#### ASSIGNMENT:
All of the records must be set down again word for word.

#### DATA EXTRACTS:
....
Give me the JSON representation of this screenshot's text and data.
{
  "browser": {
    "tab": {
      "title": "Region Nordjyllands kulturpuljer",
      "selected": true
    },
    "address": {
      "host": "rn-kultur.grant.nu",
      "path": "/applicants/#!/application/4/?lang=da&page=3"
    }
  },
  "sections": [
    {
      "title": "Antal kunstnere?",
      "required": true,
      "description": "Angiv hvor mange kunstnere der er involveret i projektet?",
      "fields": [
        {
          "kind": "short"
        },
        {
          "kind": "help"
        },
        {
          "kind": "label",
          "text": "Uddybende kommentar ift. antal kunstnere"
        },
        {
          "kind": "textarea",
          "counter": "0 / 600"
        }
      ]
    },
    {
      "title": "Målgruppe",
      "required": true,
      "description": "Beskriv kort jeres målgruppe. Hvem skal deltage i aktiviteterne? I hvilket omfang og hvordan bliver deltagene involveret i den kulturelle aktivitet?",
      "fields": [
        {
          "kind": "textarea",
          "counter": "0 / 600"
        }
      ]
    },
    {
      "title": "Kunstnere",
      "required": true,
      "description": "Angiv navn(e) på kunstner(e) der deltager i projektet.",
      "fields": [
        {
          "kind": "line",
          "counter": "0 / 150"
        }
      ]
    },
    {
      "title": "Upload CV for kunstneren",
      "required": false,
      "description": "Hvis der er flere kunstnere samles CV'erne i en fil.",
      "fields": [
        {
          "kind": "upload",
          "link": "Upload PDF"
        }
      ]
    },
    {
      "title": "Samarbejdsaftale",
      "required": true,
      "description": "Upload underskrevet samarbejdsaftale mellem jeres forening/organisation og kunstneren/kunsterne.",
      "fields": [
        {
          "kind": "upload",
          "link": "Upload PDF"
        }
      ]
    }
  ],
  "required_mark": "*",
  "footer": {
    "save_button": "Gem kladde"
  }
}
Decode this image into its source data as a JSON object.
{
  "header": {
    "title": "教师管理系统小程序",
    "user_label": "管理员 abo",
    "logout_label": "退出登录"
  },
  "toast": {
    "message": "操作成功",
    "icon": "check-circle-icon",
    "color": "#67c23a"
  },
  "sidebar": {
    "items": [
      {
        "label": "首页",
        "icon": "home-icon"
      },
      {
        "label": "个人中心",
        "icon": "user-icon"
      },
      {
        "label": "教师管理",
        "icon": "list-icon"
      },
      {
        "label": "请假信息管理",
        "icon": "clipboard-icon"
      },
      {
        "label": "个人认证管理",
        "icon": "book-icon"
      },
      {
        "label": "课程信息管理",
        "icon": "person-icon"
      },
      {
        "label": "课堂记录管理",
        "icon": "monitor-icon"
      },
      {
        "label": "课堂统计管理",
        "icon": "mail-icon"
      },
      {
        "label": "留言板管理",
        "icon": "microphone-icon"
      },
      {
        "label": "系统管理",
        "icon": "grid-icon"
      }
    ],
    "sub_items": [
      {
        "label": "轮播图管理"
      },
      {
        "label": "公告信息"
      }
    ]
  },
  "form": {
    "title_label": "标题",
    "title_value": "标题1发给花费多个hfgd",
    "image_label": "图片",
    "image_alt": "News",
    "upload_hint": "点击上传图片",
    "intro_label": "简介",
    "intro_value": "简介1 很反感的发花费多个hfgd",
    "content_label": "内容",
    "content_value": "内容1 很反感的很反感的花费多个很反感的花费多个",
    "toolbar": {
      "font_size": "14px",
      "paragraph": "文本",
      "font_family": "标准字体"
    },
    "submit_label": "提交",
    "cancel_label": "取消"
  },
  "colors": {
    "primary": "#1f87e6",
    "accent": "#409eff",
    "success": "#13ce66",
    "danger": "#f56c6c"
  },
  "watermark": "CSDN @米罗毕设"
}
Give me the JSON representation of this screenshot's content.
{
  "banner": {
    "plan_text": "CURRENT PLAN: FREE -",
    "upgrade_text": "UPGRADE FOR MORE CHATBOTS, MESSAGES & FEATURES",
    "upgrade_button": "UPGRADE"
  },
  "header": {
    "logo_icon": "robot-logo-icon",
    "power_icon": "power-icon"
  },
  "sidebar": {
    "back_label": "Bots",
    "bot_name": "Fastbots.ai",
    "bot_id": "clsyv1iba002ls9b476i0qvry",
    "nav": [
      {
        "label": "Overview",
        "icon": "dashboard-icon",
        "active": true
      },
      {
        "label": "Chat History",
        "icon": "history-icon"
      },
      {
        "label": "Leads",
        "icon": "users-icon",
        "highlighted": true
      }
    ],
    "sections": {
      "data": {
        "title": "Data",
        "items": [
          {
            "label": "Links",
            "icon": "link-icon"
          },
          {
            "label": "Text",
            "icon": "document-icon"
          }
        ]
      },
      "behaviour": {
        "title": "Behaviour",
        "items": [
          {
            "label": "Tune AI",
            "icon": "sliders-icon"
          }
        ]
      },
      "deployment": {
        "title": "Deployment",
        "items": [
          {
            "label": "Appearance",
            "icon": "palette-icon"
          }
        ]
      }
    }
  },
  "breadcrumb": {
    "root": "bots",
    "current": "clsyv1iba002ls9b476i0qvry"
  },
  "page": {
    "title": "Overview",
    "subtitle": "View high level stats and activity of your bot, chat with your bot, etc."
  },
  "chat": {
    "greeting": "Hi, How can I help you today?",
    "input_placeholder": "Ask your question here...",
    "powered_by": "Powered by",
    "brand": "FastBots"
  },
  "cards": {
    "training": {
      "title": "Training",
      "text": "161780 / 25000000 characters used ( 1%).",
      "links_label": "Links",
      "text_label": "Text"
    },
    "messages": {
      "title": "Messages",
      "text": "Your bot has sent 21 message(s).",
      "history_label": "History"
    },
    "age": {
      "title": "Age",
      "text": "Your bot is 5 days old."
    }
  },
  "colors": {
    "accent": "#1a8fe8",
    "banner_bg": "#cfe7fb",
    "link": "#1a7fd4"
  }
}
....
#### ANSWER FOR THE TASK:
Give me the JSON representation of this screenshot's text and data.
{
  "browser": {
    "tab": {
      "title": "Region Nordjyllands kulturpuljer",
      "selected": true
    },
    "address": {
      "host": "rn-kultur.grant.nu",
      "path": "/applicants/#!/application/4/?lang=da&page=3"
    }
  },
  "sections": [
    {
      "title": "Antal kunstnere?",
      "required": true,
      "description": "Angiv hvor mange kunstnere der er involveret i projektet?",
      "fields": [
        {
          "kind": "short"
        },
        {
          "kind": "help"
        },
        {
          "kind": "label",
          "text": "Uddybende kommentar ift. antal kunstnere"
        },
        {
          "kind": "textarea",
          "counter": "0 / 600"
        }
      ]
    },
    {
      "title": "Målgruppe",
      "required": true,
      "description": "Beskriv kort jeres målgruppe. Hvem skal deltage i aktiviteterne? I hvilket omfang og hvordan bliver deltagene involveret i den kulturelle aktivitet?",
      "fields": [
        {
          "kind": "textarea",
          "counter": "0 / 600"
        }
      ]
    },
    {
      "title": "Kunstnere",
      "required": true,
      "description": "Angiv navn(e) på kunstner(e) der deltager i projektet.",
      "fields": [
        {
          "kind": "line",
          "counter": "0 / 150"
        }
      ]
    },
    {
      "title": "Upload CV for kunstneren",
      "required": false,
      "description": "Hvis der er flere kunstnere samles CV'erne i en fil.",
      "fields": [
        {
          "kind": "upload",
          "link": "Upload PDF"
        }
      ]
    },
    {
      "title": "Samarbejdsaftale",
      "required": true,
      "description": "Upload underskrevet samarbejdsaftale mellem jeres forening/organisation og kunstneren/kunsterne.",
      "fields": [
        {
          "kind": "upload",
          "link": "Upload PDF"
        }
      ]
    }
  ],
  "required_mark": "*",
  "footer": {
    "save_button": "Gem kladde"
  }
}
Decode this image into its source data as a JSON object.
{
  "header": {
    "title": "教师管理系统小程序",
    "user_label": "管理员 abo",
    "logout_label": "退出登录"
  },
  "toast": {
    "message": "操作成功",
    "icon": "check-circle-icon",
    "color": "#67c23a"
  },
  "sidebar": {
    "items": [
      {
        "label": "首页",
        "icon": "home-icon"
      },
      {
        "label": "个人中心",
        "icon": "user-icon"
      },
      {
        "label": "教师管理",
        "icon": "list-icon"
      },
      {
        "label": "请假信息管理",
        "icon": "clipboard-icon"
      },
      {
        "label": "个人认证管理",
        "icon": "book-icon"
      },
      {
        "label": "课程信息管理",
        "icon": "person-icon"
      },
      {
        "label": "课堂记录管理",
        "icon": "monitor-icon"
      },
      {
        "label": "课堂统计管理",
        "icon": "mail-icon"
      },
      {
        "label": "留言板管理",
        "icon": "microphone-icon"
      },
      {
        "label": "系统管理",
        "icon": "grid-icon"
      }
    ],
    "sub_items": [
      {
        "label": "轮播图管理"
      },
      {
        "label": "公告信息"
      }
    ]
  },
  "form": {
    "title_label": "标题",
    "title_value": "标题1发给花费多个hfgd",
    "image_label": "图片",
    "image_alt": "News",
    "upload_hint": "点击上传图片",
    "intro_label": "简介",
    "intro_value": "简介1 很反感的发花费多个hfgd",
    "content_label": "内容",
    "content_value": "内容1 很反感的很反感的花费多个很反感的花费多个",
    "toolbar": {
      "font_size": "14px",
      "paragraph": "文本",
      "font_family": "标准字体"
    },
    "submit_label": "提交",
    "cancel_label": "取消"
  },
  "colors": {
    "primary": "#1f87e6",
    "accent": "#409eff",
    "success": "#13ce66",
    "danger": "#f56c6c"
  },
  "watermark": "CSDN @米罗毕设"
}
Give me the JSON representation of this screenshot's content.
{
  "banner": {
    "plan_text": "CURRENT PLAN: FREE -",
    "upgrade_text": "UPGRADE FOR MORE CHATBOTS, MESSAGES & FEATURES",
    "upgrade_button": "UPGRADE"
  },
  "header": {
    "logo_icon": "robot-logo-icon",
    "power_icon": "power-icon"
  },
  "sidebar": {
    "back_label": "Bots",
    "bot_name": "Fastbots.ai",
    "bot_id": "clsyv1iba002ls9b476i0qvry",
    "nav": [
      {
        "label": "Overview",
        "icon": "dashboard-icon",
        "active": true
      },
      {
        "label": "Chat History",
        "icon": "history-icon"
      },
      {
        "label": "Leads",
        "icon": "users-icon",
        "highlighted": true
      }
    ],
    "sections": {
      "data": {
        "title": "Data",
        "items": [
          {
            "label": "Links",
            "icon": "link-icon"
          },
          {
            "label": "Text",
            "icon": "document-icon"
          }
        ]
      },
      "behaviour": {
        "title": "Behaviour",
        "items": [
          {
            "label": "Tune AI",
            "icon": "sliders-icon"
          }
        ]
      },
      "deployment": {
        "title": "Deployment",
        "items": [
          {
            "label": "Appearance",
            "icon": "palette-icon"
          }
        ]
      }
    }
  },
  "breadcrumb": {
    "root": "bots",
    "current": "clsyv1iba002ls9b476i0qvry"
  },
  "page": {
    "title": "Overview",
    "subtitle": "View high level stats and activity of your bot, chat with your bot, etc."
  },
  "chat": {
    "greeting": "Hi, How can I help you today?",
    "input_placeholder": "Ask your question here...",
    "powered_by": "Powered by",
    "brand": "FastBots"
  },
  "cards": {
    "training": {
      "title": "Training",
      "text": "161780 / 25000000 characters used ( 1%).",
      "links_label": "Links",
      "text_label": "Text"
    },
    "messages": {
      "title": "Messages",
      "text": "Your bot has sent 21 message(s).",
      "history_label": "History"
    },
    "age": {
      "title": "Age",
      "text": "Your bot is 5 days old."
    }
  },
  "colors": {
    "accent": "#1a8fe8",
    "banner_bg": "#cfe7fb",
    "link": "#1a7fd4"
  }
}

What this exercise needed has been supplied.